Listen on YouTube   —  Hire Score & Parts Here


Gada Meilin – Xin Huguang (辛滬光)(1933-2011)

Written in 1953, the extraordinary Gada Meilin remains a classic of Chinese orchestral repertoire. Based on the legend of Gada Meirin, the Mongol folk hero who led an uprising against the Chinese. Gada Meilin begins with a warm Mongol folk melody, initially on the oboe before the whole orchestra joins in a wonderful rhapsody evoking the Mongolian plains. The piece is in sonata form, and the development takes us into the battlefield itself, the orchestra mimicking the gallop of the horses before the recapitulation encapsulates the herders’ sadness over their fallen hero. The final strains echo with hope and victory intermingled with grief. Recordings from both the East and West exist but the only score we can find so far is housed at Stanford University Library. We’d love this great work to be performed more so please contact us if you can help.

Listen on YouTube    —    Score at Stanford University Library


A Girl Named Limonad – Tsippi Fleischer (b. 1946)

Fleischer’s first major orchestral work, A Girl Named Limonad, drew inspiration from Lebanese poet Shawqi Abi-Shaqra. Divided into four sections, each containing Eastern folk elements, the poem narrates the story of the girl (the Score in the link below also includes the poem in English and Hebrew translation). The first section, “Pastorale” depicts her simple country life, she falls in love in the second section, “Serenade,” before war breaks out and the girl dies in “Misterioso.” The piece finally draws to a close with a “Funeral March” in memory of Limonad. Written in 1977 and premiered by the Haifa Symphony Orchestra in 1979, the Jerusalem Symphony Orchestra recorded the work in 1991. We’d love to hear it again in full so please get in touch if you’re planning on programming this great piece!

Listen on Youtube   —     Score on Composer Website


Apu – Gabriela Lena Frank

Gabriela Lena Frank (b. 1972) is known for infusing Peruvian folklore into her music, and her tone poem perfectly captures the folk tales of the Andes. The Apu is a mischievous spirit known to inhabit the mountain range; song and poetry can successfully pacify the creature and we hear both in the piece. First the flute sounds, emulating the pinkillo flute from the Andes, the traveller then recites their Haillí (prayer in the Incan language Quechua). Finally, the Apu appears in a blazing show before vanishing into the mountain once more. Written in 2017 for the National Youth Orchestra of the United States who premiered the work with the great Marin Alsop conducting, Apu is available for hire by publisher G. Schirmer.

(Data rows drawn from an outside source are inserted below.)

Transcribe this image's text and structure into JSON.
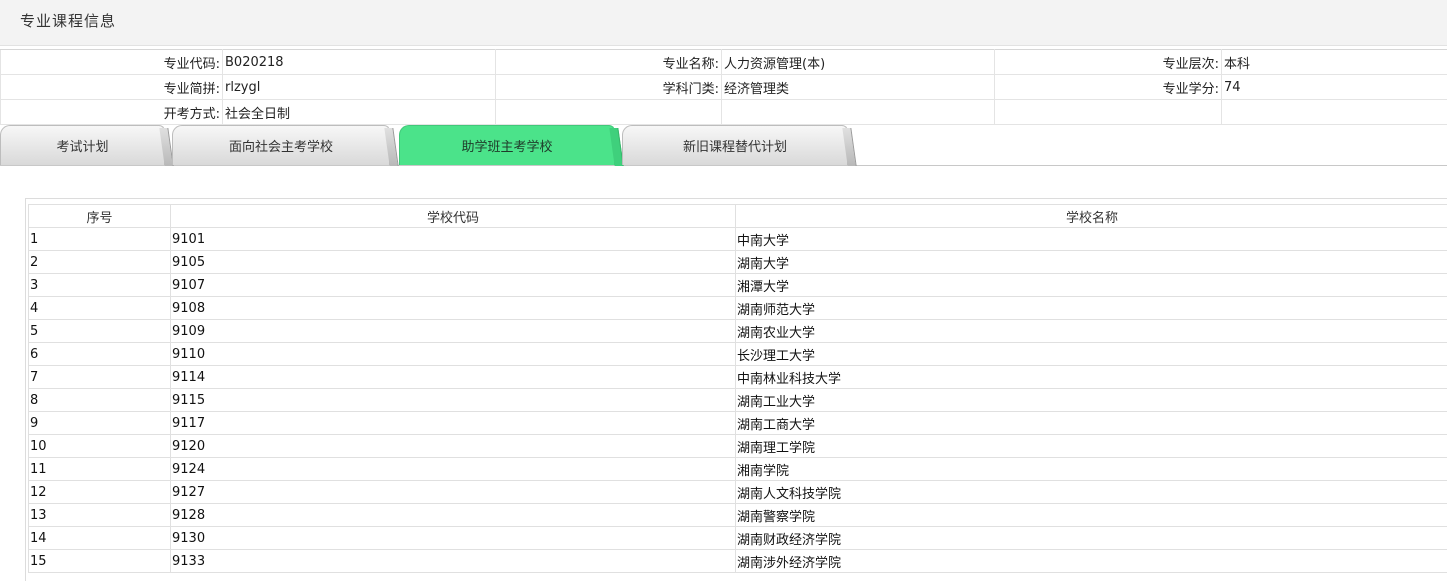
{
  "header": {
    "title": "专业课程信息"
  },
  "info": {
    "rows": [
      [
        {
          "label": "专业代码:",
          "value": "B020218"
        },
        {
          "label": "专业名称:",
          "value": "人力资源管理(本)"
        },
        {
          "label": "专业层次:",
          "value": "本科"
        }
      ],
      [
        {
          "label": "专业简拼:",
          "value": "rlzygl"
        },
        {
          "label": "学科门类:",
          "value": "经济管理类"
        },
        {
          "label": "专业学分:",
          "value": "74"
        }
      ],
      [
        {
          "label": "开考方式:",
          "value": "社会全日制"
        },
        {
          "label": "",
          "value": ""
        },
        {
          "label": "",
          "value": ""
        }
      ]
    ]
  },
  "tabs": [
    {
      "label": "考试计划",
      "active": false
    },
    {
      "label": "面向社会主考学校",
      "active": false
    },
    {
      "label": "助学班主考学校",
      "active": true
    },
    {
      "label": "新旧课程替代计划",
      "active": false
    }
  ],
  "colors": {
    "active_tab": "#4be38a",
    "header_bg": "#f3f3f3"
  },
  "schools": {
    "columns": [
      "序号",
      "学校代码",
      "学校名称"
    ],
    "rows": [
      [
        "1",
        "9101",
        "中南大学"
      ],
      [
        "2",
        "9105",
        "湖南大学"
      ],
      [
        "3",
        "9107",
        "湘潭大学"
      ],
      [
        "4",
        "9108",
        "湖南师范大学"
      ],
      [
        "5",
        "9109",
        "湖南农业大学"
      ],
      [
        "6",
        "9110",
        "长沙理工大学"
      ],
      [
        "7",
        "9114",
        "中南林业科技大学"
      ],
      [
        "8",
        "9115",
        "湖南工业大学"
      ],
      [
        "9",
        "9117",
        "湖南工商大学"
      ],
      [
        "10",
        "9120",
        "湖南理工学院"
      ],
      [
        "11",
        "9124",
        "湘南学院"
      ],
      [
        "12",
        "9127",
        "湖南人文科技学院"
      ],
      [
        "13",
        "9128",
        "湖南警察学院"
      ],
      [
        "14",
        "9130",
        "湖南财政经济学院"
      ],
      [
        "15",
        "9133",
        "湖南涉外经济学院"
      ]
    ]
  }
}
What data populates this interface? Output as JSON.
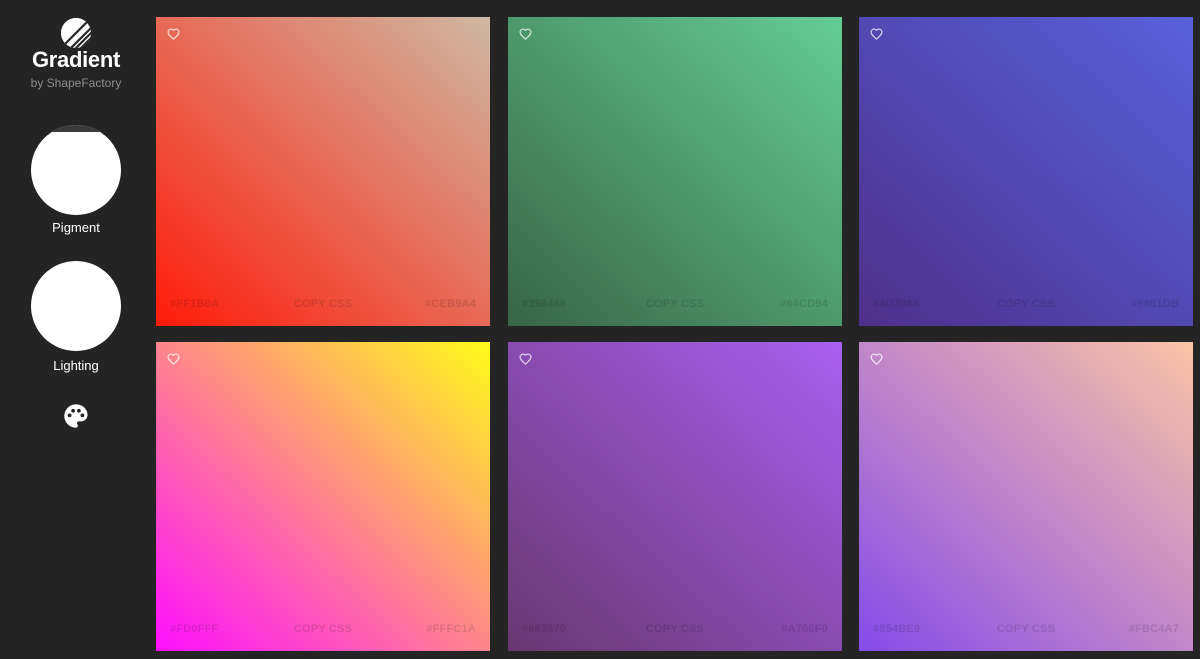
{
  "brand": {
    "title": "Gradient",
    "subtitle": "by ShapeFactory",
    "logo_icon": "logo-mark"
  },
  "modes": [
    {
      "label": "Pigment",
      "icon": "circle-swatch"
    },
    {
      "label": "Lighting",
      "icon": "circle-swatch"
    }
  ],
  "palette_icon": "palette-icon",
  "copy_label": "COPY CSS",
  "cards": [
    {
      "start": "#FF1B0A",
      "end": "#CEB9A4",
      "direction": "to top right"
    },
    {
      "start": "#396448",
      "end": "#64CD94",
      "direction": "to top right"
    },
    {
      "start": "#4D308A",
      "end": "#5861DB",
      "direction": "to top right"
    },
    {
      "start": "#FD0FFF",
      "end": "#FFFC1A",
      "direction": "to top right"
    },
    {
      "start": "#683870",
      "end": "#A760F0",
      "direction": "to top right"
    },
    {
      "start": "#854BE9",
      "end": "#FBC4A7",
      "direction": "to top right"
    }
  ]
}
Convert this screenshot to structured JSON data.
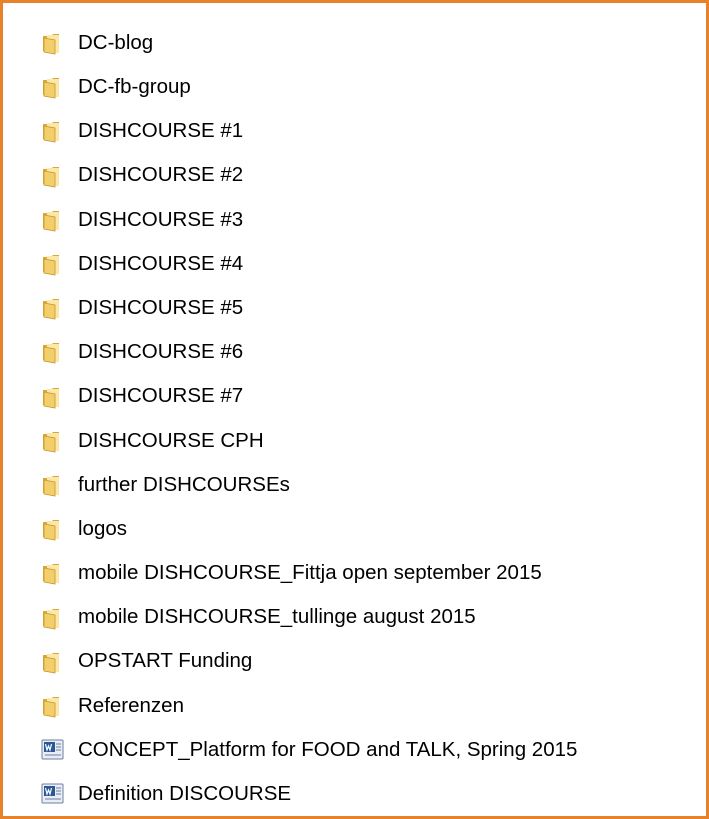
{
  "items": [
    {
      "label": "DC-blog",
      "icon": "folder-icon"
    },
    {
      "label": "DC-fb-group",
      "icon": "folder-icon"
    },
    {
      "label": "DISHCOURSE #1",
      "icon": "folder-icon"
    },
    {
      "label": "DISHCOURSE #2",
      "icon": "folder-icon"
    },
    {
      "label": "DISHCOURSE #3",
      "icon": "folder-icon"
    },
    {
      "label": "DISHCOURSE #4",
      "icon": "folder-icon"
    },
    {
      "label": "DISHCOURSE #5",
      "icon": "folder-icon"
    },
    {
      "label": "DISHCOURSE #6",
      "icon": "folder-icon"
    },
    {
      "label": "DISHCOURSE #7",
      "icon": "folder-icon"
    },
    {
      "label": "DISHCOURSE CPH",
      "icon": "folder-icon"
    },
    {
      "label": "further DISHCOURSEs",
      "icon": "folder-icon"
    },
    {
      "label": "logos",
      "icon": "folder-icon"
    },
    {
      "label": "mobile DISHCOURSE_Fittja open september 2015",
      "icon": "folder-icon"
    },
    {
      "label": "mobile DISHCOURSE_tullinge august 2015",
      "icon": "folder-icon"
    },
    {
      "label": "OPSTART Funding",
      "icon": "folder-icon"
    },
    {
      "label": "Referenzen",
      "icon": "folder-icon"
    },
    {
      "label": "CONCEPT_Platform for FOOD and TALK, Spring 2015",
      "icon": "word-document-icon"
    },
    {
      "label": "Definition DISCOURSE",
      "icon": "word-document-icon"
    }
  ],
  "colors": {
    "frame_border": "#e8822a",
    "folder_front": "#f2cf6a",
    "folder_back": "#d9a83a",
    "word_blue": "#2b5797"
  }
}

Listen on YouTube             Hire Score & Parts


Mighty River – Errollyn Wallen

British composer Errollyn Wallen (b. 1958) wrote her modern classic Mighty River in 2017, to commemorate the bicentenary of the abolition of the slave trade in the UK. A brass opening with the hymn “Amazing Grace” leads into the main theme. The rhythm running through the entire piece encapsulates the feeling and motion of a river rushing to the sea to be free. This rhythm and drive also allegorically evokes the feeling of a people, constantly pushing and striving for freedom, a powerful message in musical form for hope and unity.

Listen on YouTube        —   Peruse Score on Issuu and Buy Score on Edition Peters